Dos Santos has invested in several publicly traded companies in Portugal as well as Angola. She has significant shares in a cable TV firm, as well as assets in at least one Angolan bank. Although, exactly how she got the funds remains unknown.

Dos Santos commands the biggest percentage of shares in Zon Multimedia, which is the largest cable TV operator in Portugal. She also holds 19.5% holding at Banco BPI- one of Portugal’s largest publicly traded banks. In Angola, Dos Santos sits on the board of Banco BIC and is reported to own as much as a 25% stake in the bank.

Angola has emerged from a civil war and developed into one of Africa’s largest economic contributors. This economic growth, however, has not come without problems. Angola has been criticized for its dramatically unequal society, ranking 148th of 187 countries on the U.N Human Development Index. Additionally, they have ranked 157th of 176 countries on Transparency International’s Corruption Perceptions Index.

– Caitlin Zusy
Source Forbes, Guardian


An initiative called the #GlobalPOV Project is merging social theory, art, and digital media to spark discussion and critical thinking on the problem of poverty and how to deal with it.

“We are the millennials and we are on a mission to make poverty history.”

Those are the words of Ananya Roy, a professor at UC Berkeley and well-regarded as an expert on global poverty, international development, and social change.
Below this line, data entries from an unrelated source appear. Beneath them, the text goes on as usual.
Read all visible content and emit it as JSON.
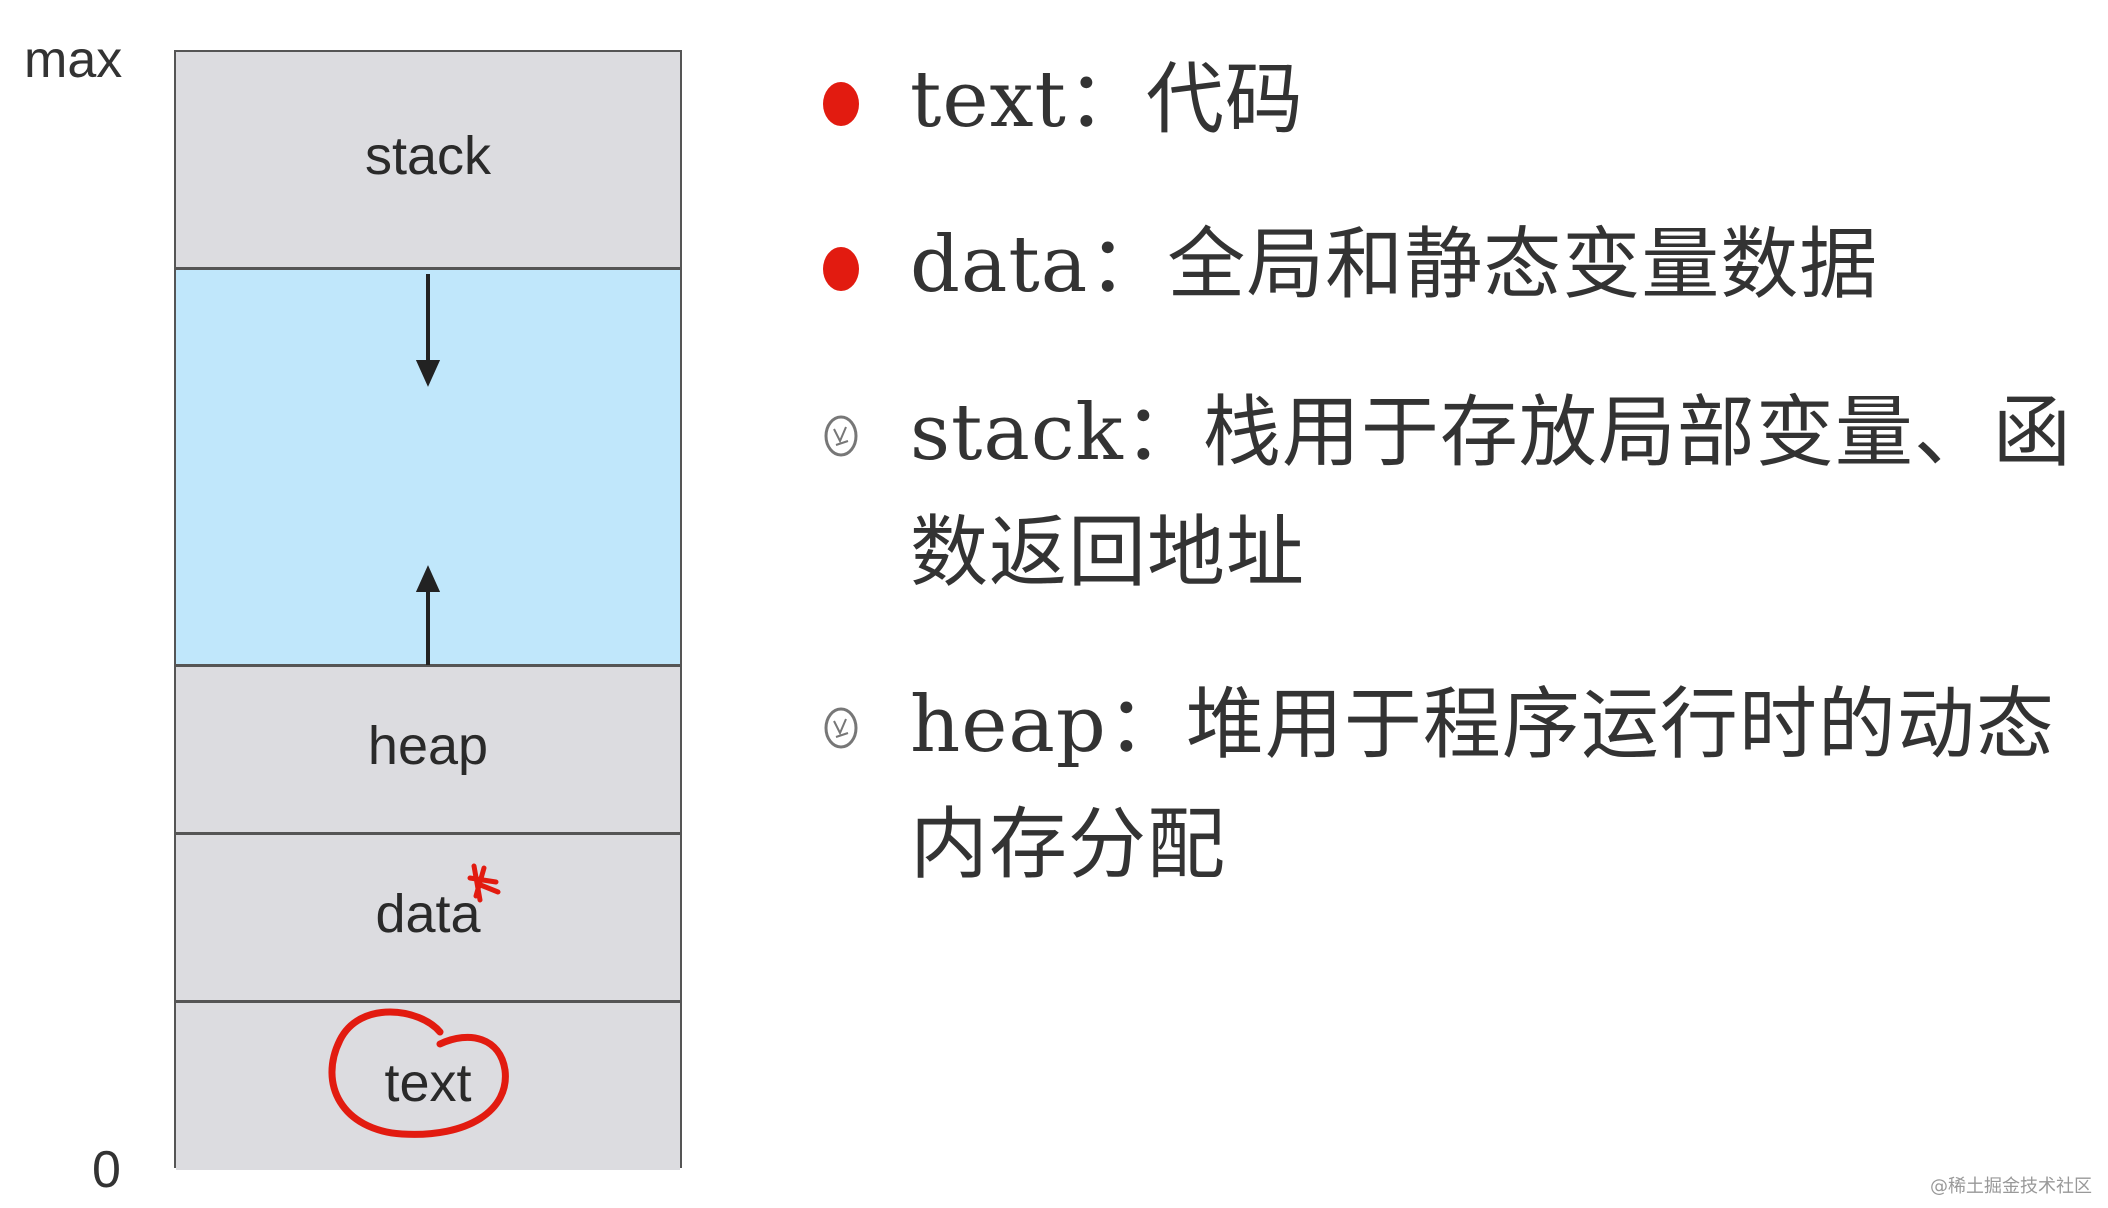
{
  "axis": {
    "top_label": "max",
    "bottom_label": "0"
  },
  "segments": {
    "stack": "stack",
    "heap": "heap",
    "data": "data",
    "text": "text"
  },
  "bullets": [
    {
      "text": "text：代码",
      "marker": "red-dot"
    },
    {
      "text": "data：全局和静态变量数据",
      "marker": "red-dot"
    },
    {
      "text": "stack：栈用于存放局部变量、函数返回地址",
      "marker": "hollow-bullet"
    },
    {
      "text": "heap：堆用于程序运行时的动态内存分配",
      "marker": "hollow-bullet"
    }
  ],
  "watermark": "@稀土掘金技术社区",
  "colors": {
    "segment_gray": "#dcdce0",
    "free_space_blue": "#c0e7fb",
    "annotation_red": "#e21b10"
  }
}
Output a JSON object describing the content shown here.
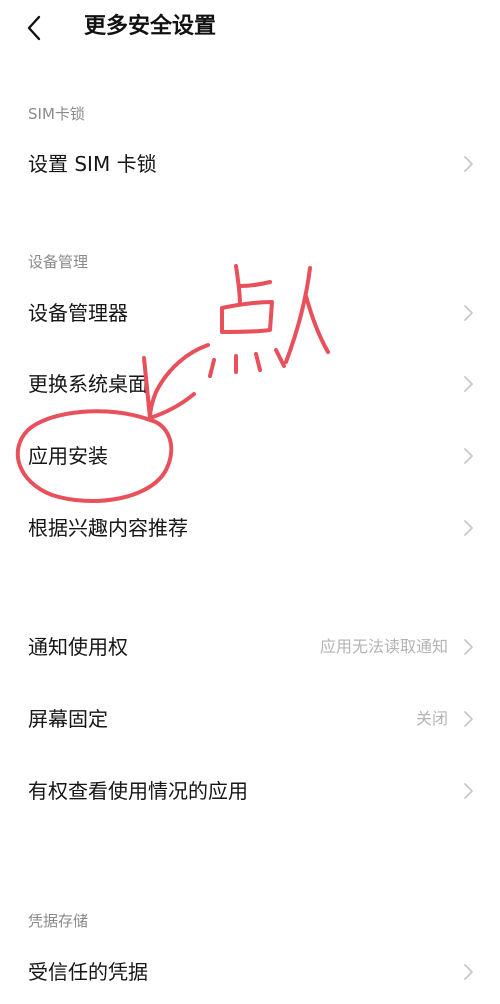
{
  "header": {
    "title": "更多安全设置",
    "back_icon": "chevron-left-icon"
  },
  "sections": [
    {
      "label": "SIM卡锁",
      "items": [
        {
          "label": "设置 SIM 卡锁",
          "value": ""
        }
      ]
    },
    {
      "label": "设备管理",
      "items": [
        {
          "label": "设备管理器",
          "value": ""
        },
        {
          "label": "更换系统桌面",
          "value": ""
        },
        {
          "label": "应用安装",
          "value": ""
        },
        {
          "label": "根据兴趣内容推荐",
          "value": ""
        }
      ]
    },
    {
      "label": "",
      "items": [
        {
          "label": "通知使用权",
          "value": "应用无法读取通知"
        },
        {
          "label": "屏幕固定",
          "value": "关闭"
        },
        {
          "label": "有权查看使用情况的应用",
          "value": ""
        }
      ]
    },
    {
      "label": "凭据存储",
      "items": [
        {
          "label": "受信任的凭据",
          "value": ""
        }
      ]
    }
  ],
  "annotation": {
    "color": "#e8505b",
    "handwritten_text": "点入"
  },
  "colors": {
    "section_label": "#8a8a8a",
    "value_text": "#b4b4b4",
    "chevron": "#c8c8c8",
    "annotation": "#e8505b"
  }
}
In a series of videos, Professor Roy lectures on a certain theme dealing with global poverty while Abby VanMuijen, story artist for the #GlobalPOV Project, visualizes and draws on paper what she sees in her head in similar fashion to the videos produced in the RSA Animated Series.

The theme of the first video released was “Who Sees Poverty?” Professor Roy discusses how poverty emerged as a priority on a global scale. She calls it the democratization of development. As organizations like USAID, the World Bank, and the United Nations make ending global poverty the main goal through initiatives such the Millennium Development Goals, so we become the generation of global citizens that will continue working to end it, the ‘generation of millennials,’ through constant mobilization and inspiration.

“The ‘we’ who sees poverty is also the ‘we’ who acts on poverty,” says Professor Roy.

The second video released by the #GlobalPOV Project discusses the effects of consumerism and consumption on poverty. With a brief introduction from story artist VanMuijen, the video discusses the need to change how the products we buy are produced, traded and consumed to reduce the impact on the global poor.

“We can solve it, but not by sheer luck or chance,” says VanMuijen in regards to the world. “We must be taught the way.”

Implemented by the Blum Center for Developing Economies at the UC Berkeley, the #GlobalPOV Project imagines new ways of looking at and combating global poverty and inequality. Established in March 2006, the Blum Center for Developing Economies works to improve the lives of those living in extreme poverty through investing in technologies and systems and inspiring others to do their part.

Rafael Panlilio

Source: GlobalPOV